A reserve officer at the Orlando Police Department was terminated on Monday after arresting two 6-year-old children last week without proper approval, according to Orlando Chief Rolon.
6-year-old children, one boy and one girl, are facing charges of battery misconduct but will not be prosecuted, Aramis Ayla, the attorney general who serves Orange County, Florida, told a news conference Monday.
The State's Attorney's Office never intended to prosecute the children, but could not dismiss the girl's allegations until Monday, Ms Ayala said. The boy's charges will be dismissed after he has been assigned a case number, she added.
Authorities did not release the children's names, but Maralin Kirkland told local WKMG television station that her 6-year-old granddaughter Kaya was arrested after having an intrigue in which she kicked a member of the school staff.
"I was sick in my stomach when I heard that," said Chief Rolon. "We couldn't realize the idea of putting a 6-year-old in the back of a police car."
Dennis Turner works as a school resource officer at Lucy and Emma Nixon Academy, a charter school that caters to kindergarten students class when he arrested the children on separate incidents on Thursday. He has been assigned to the reserve officer program, which consists of retired officers, The Orlando Sentinel reported.
Officer Turner arrests the children, despite the principal's request not to do so, school lawyer Sean Arnold said in a statement.
The department's policy requires officers to obtain approval from a supervisory authority in the arrest of anyone under the age of 12, which Officer Turner failed to do in both arrests.
Police officers said Sunday that Officer Turner was removed immediately after the two arrests, ie. pending an investigation into his actions. Officer Turner served in the police force for 23 years and retired in June 2018 according to the department .
He was charged with aggravated child abuse in 1998 in connection with his 7-year-old son, i. The Orlando Sentinel has announced. He was suspended pending the outcome of the investigation, The Sentinel reported, but the outcome of the case was unclear on Monday.
In 2016, Officer Turner was reprimanded for using excessive force after stunning a man five times with a Taser during an arrest, the newspaper reported.
Officer Turner did not respond to calls seeking comment on Monday.
At a news conference Monday, Chief Rolon said he had not spoken directly with Officer Turner, but that the investigation into his behavior would continue to unfold despite his termination.
The police chief acknowledged that the arrests of children had damaged trust between the community and its staff.
"On behalf of myself and the entire Orlando Police Department, I apologize to the children involved and their families," he said.
same. Ayala, the state's attorney, said this was not the first time she had seen a 6-year-old arrested.
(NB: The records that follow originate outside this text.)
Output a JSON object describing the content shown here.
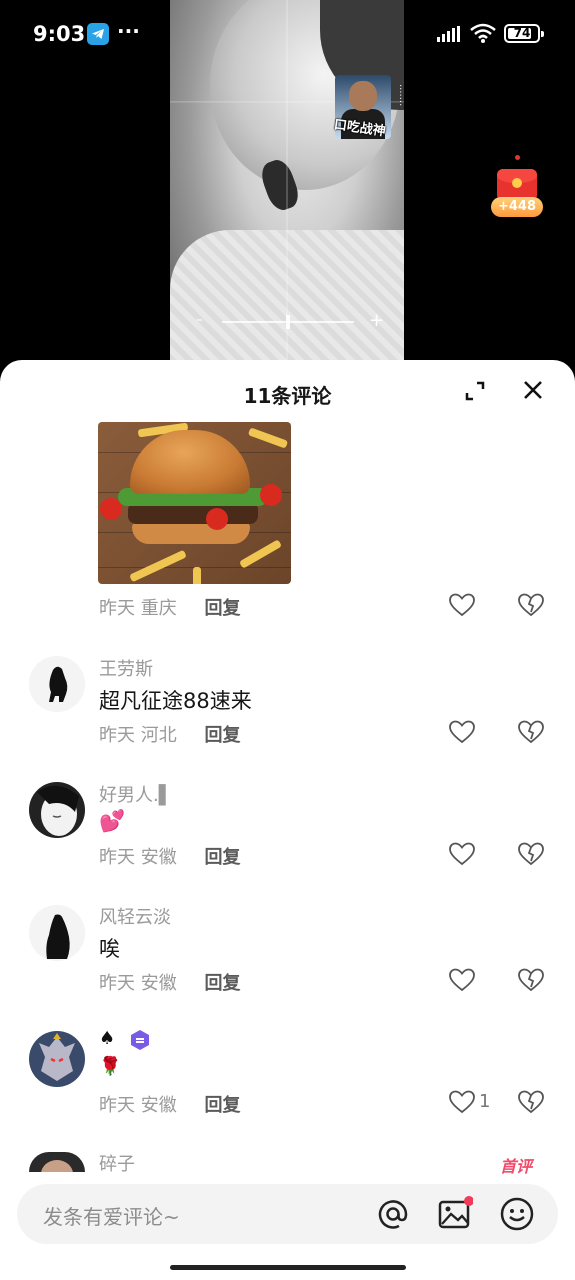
{
  "status_bar": {
    "time": "9:03",
    "more": "···",
    "battery": "74"
  },
  "video": {
    "pip_label": "口吃战神",
    "side_text": "·······"
  },
  "red_packet": {
    "amount": "+448"
  },
  "comments_panel": {
    "title": "11条评论",
    "reply_label": "回复",
    "comments": [
      {
        "time": "昨天",
        "location": "重庆"
      },
      {
        "user": "王劳斯",
        "text": "超凡征途88速来",
        "time": "昨天",
        "location": "河北"
      },
      {
        "user": "好男人.▌",
        "text": "💕",
        "time": "昨天",
        "location": "安徽"
      },
      {
        "user": "风轻云淡",
        "text": "唉",
        "time": "昨天",
        "location": "安徽"
      },
      {
        "user": "♠",
        "text": "🌹",
        "time": "昨天",
        "location": "安徽",
        "likes": "1"
      },
      {
        "user": "碎子",
        "badge": "首评"
      }
    ]
  },
  "input": {
    "placeholder": "发条有爱评论~"
  }
}
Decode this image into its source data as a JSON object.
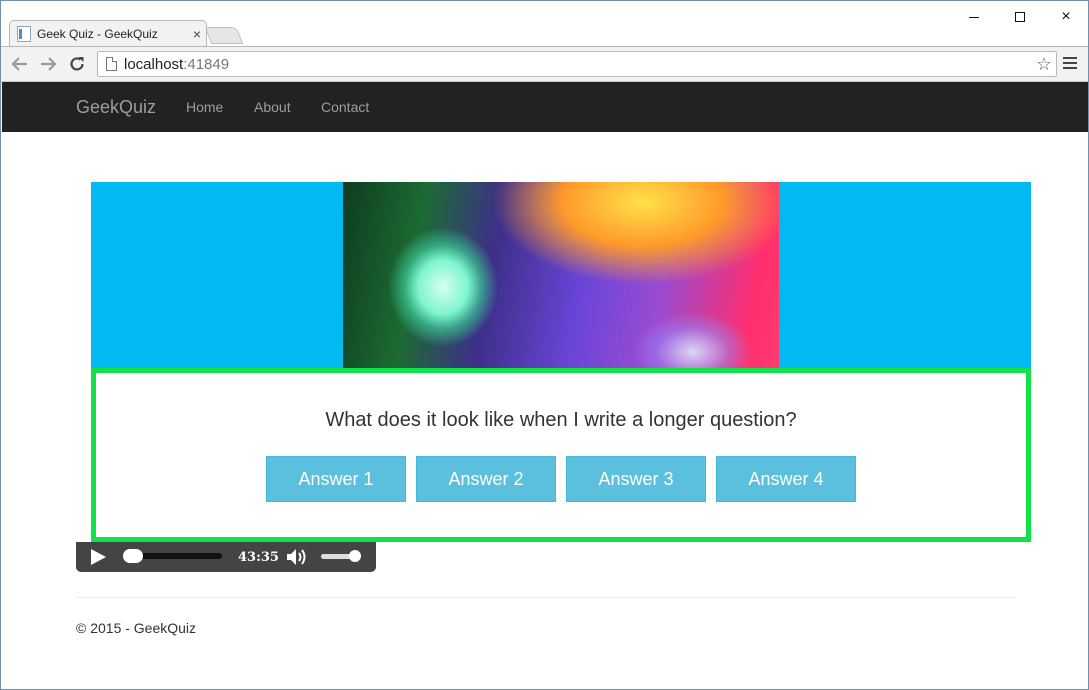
{
  "browser": {
    "tab_title": "Geek Quiz - GeekQuiz",
    "tab_close": "×",
    "url_host": "localhost",
    "url_port": ":41849",
    "window_controls": {
      "minimize": "minimize-icon",
      "maximize": "maximize-icon",
      "close": "×"
    }
  },
  "navbar": {
    "brand": "GeekQuiz",
    "links": [
      "Home",
      "About",
      "Contact"
    ],
    "background": "#222222",
    "link_color": "#9d9d9d"
  },
  "quiz": {
    "hero_background": "#02b9f2",
    "question": "What does it look like when I write a longer question?",
    "answers": [
      "Answer 1",
      "Answer 2",
      "Answer 3",
      "Answer 4"
    ],
    "border_color": "#11e24a",
    "answer_color": "#5bc0de"
  },
  "audio_player": {
    "time": "43:35",
    "progress": 0,
    "volume": 0.85
  },
  "footer": {
    "text": "© 2015 - GeekQuiz"
  }
}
Florida leads the nation in juvenile arrests, and Orange County leads the state, she says.
"This is not a reflection of children, but rather a reflection of a broken system that needs reform," Ms Ayala said.
Walter Gilliam, Professor of Child Psychiatry and Psychology at the Yale University Center for the Study of Children, said the idea of arresting every 6-year-old child was ridiculous.
"In this case, someone made the decision to contact an employee instead of a guidance counselor, social worker or school psychologist," said Dr. Gilliam. "Children are seen as a crime rather than clearly in need of support."
When children are dropped out of school in the early elementary years, they have poor experience with school afterwards, said Dr. Gilliam.
"The purpose of schools is to help children," he adds, "and if we expel children who need help, why are we here first?"